QA tested the AI’s use of cover locations when fighting against the player, ensuring they use movement transitions (such as sliding) when going into cover, peeking, shooting, blindfiring, and when partially in cover. They also tested AI reactions to cover being compromised. For example, they needed to verify that the shotgun AI was a lot more aggressive compared to the others.
For Actor Tech, the undertook a test request for case-sensitive CRC32s involving load testing for all areas of the PU, SQ42, ships, vehicles, and editor levels. Once the load tests were completed, they moved to testing the actual features themselves to ensure that functionality was not compromised. A full test of the PU, SQ42, and some basic editor functionality was requested by the Engine Team following their work on the material editor. This was undertaken to ensure no new crashes were introduced and that the correct textures continued to load without issues.

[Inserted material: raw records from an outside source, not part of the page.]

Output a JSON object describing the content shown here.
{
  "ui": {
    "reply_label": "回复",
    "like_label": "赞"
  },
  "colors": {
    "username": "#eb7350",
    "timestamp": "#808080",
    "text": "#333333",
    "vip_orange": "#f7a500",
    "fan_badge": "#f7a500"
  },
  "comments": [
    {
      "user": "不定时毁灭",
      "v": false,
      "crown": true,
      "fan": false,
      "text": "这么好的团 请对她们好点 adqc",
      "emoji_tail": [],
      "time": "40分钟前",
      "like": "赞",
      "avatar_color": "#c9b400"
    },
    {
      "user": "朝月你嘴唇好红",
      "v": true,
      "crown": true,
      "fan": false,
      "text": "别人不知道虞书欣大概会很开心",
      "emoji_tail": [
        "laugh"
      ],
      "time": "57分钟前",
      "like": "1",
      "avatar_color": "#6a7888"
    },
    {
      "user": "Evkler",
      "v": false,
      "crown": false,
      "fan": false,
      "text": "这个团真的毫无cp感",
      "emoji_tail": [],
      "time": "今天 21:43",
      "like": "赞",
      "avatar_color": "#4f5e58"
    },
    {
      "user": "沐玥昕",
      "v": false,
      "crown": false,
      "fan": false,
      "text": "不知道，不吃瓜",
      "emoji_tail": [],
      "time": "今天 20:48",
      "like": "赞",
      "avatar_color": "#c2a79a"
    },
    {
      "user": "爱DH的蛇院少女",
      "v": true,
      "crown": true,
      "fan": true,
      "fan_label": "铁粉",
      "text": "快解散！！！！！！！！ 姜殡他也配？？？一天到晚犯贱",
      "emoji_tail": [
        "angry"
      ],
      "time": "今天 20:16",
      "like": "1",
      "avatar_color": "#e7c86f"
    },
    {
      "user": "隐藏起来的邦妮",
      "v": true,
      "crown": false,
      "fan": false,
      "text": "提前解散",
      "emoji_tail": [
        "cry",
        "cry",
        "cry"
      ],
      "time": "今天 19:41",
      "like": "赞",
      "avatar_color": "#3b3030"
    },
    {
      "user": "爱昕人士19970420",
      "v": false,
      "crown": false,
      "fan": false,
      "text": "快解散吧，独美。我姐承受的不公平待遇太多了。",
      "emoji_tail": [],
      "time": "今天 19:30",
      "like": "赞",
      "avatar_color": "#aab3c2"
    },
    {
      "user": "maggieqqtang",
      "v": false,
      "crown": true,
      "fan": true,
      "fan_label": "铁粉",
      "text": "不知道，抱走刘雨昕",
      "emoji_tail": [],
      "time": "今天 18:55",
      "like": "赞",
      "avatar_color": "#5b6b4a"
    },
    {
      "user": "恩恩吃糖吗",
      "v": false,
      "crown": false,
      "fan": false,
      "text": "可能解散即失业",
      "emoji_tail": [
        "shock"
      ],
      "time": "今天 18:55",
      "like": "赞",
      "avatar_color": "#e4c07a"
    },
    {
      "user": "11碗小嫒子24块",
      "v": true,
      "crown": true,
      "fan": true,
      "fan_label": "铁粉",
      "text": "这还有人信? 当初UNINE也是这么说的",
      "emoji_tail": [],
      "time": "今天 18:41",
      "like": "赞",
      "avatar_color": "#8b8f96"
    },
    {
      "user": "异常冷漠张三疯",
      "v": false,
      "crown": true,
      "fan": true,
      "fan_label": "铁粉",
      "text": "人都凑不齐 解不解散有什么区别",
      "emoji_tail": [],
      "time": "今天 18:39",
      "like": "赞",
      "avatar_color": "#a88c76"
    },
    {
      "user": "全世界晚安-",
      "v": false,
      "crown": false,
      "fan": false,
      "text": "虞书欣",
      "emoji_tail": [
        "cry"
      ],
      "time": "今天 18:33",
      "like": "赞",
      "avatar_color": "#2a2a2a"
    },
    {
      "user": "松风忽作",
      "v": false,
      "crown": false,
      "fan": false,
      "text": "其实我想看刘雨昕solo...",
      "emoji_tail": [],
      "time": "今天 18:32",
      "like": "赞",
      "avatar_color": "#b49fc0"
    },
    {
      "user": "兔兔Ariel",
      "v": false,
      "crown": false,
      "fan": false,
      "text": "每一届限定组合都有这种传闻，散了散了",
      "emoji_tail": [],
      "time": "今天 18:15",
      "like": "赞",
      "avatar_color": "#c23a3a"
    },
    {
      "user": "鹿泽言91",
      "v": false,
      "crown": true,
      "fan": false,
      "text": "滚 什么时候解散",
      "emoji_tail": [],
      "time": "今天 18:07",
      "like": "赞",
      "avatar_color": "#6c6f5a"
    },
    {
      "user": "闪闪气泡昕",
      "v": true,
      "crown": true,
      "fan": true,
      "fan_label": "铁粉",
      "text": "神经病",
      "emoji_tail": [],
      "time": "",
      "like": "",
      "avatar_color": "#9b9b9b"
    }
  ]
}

Testing of StarWords v1.2 (the tool that handles most game text) is underway, with various improvements made based on feedback during testing.
Technical Animation spent time with several of the feature teams to iterate on key deliverables for the PU, including the bartender. This involved creating rigging for glasses and liquids, which continues alongside refinement and system iteration to ensure quality and robustness.
The previously reported initiatives to overhaul the skin file setup and physics proxy refactor began to show results. The team is in the final stages of UI and process refinement and aims to deliver the pipeline by the end of the quarter.
The Web Platform Team worked on streamlining the Enlist Now forms, process, and user experience. These changes were deployed on June 10 and include numerous improvements.
“Based on the original Kickstarter campaign, the account creation process grew organically into something fairly complicated. It was a process involving multiple pages, email verification, and so forth. It is now possible to create an account on the website directly in the sidebar without having to leave the current page. All of the legacy and existing accounts have been migrated to the new system to make the transition as seamless as possible for existing users. The account creation form used to have a number of fields that required a lot of explanation for new users. We reduced the number of fields to a minimum and, as a result, enabled login with ‘email and password’ instead of just ‘login ID and password’. This change was done in a way that is completely seamless for existing users.” – The Turbulent Web Platform Team
User Interface (UI)
The UI Team supported the vehicle targeting and turret improvements recently seen in Inside Star Citizen, while the Code Team fixed bugs for Alpha 3.10 and gave 3D support to the building blocks UI tool. On the UI design side, work continued on a new mobiGlas app and the future of the Starmap and radar were iterated on. Screens were also created for the Factory Line store and concept art was created for new versions of scanning and vehicle UI.
One of the VFX Team’s bigger tasks for Alpha 3.10 was the new signed-distance-field-driven atmospheric entry effects. To compensate for the fact that entry effects are physical-based and most ships never reach high enough speeds to generate them, they made slight changes to the code.
“This is progressing well and we are looking forward to seeing beauty shots and videos from the community as they fly towards planets and moons!” – The VFX Team
Work also continued on the fire propagation feature. The team are still in the prototyping phase but can already see the potential and technical challenges of this feature. They also continued supporting the Environment Team with their ongoing gas cloud work. VFX tasks were completed for an upcoming vehicle too.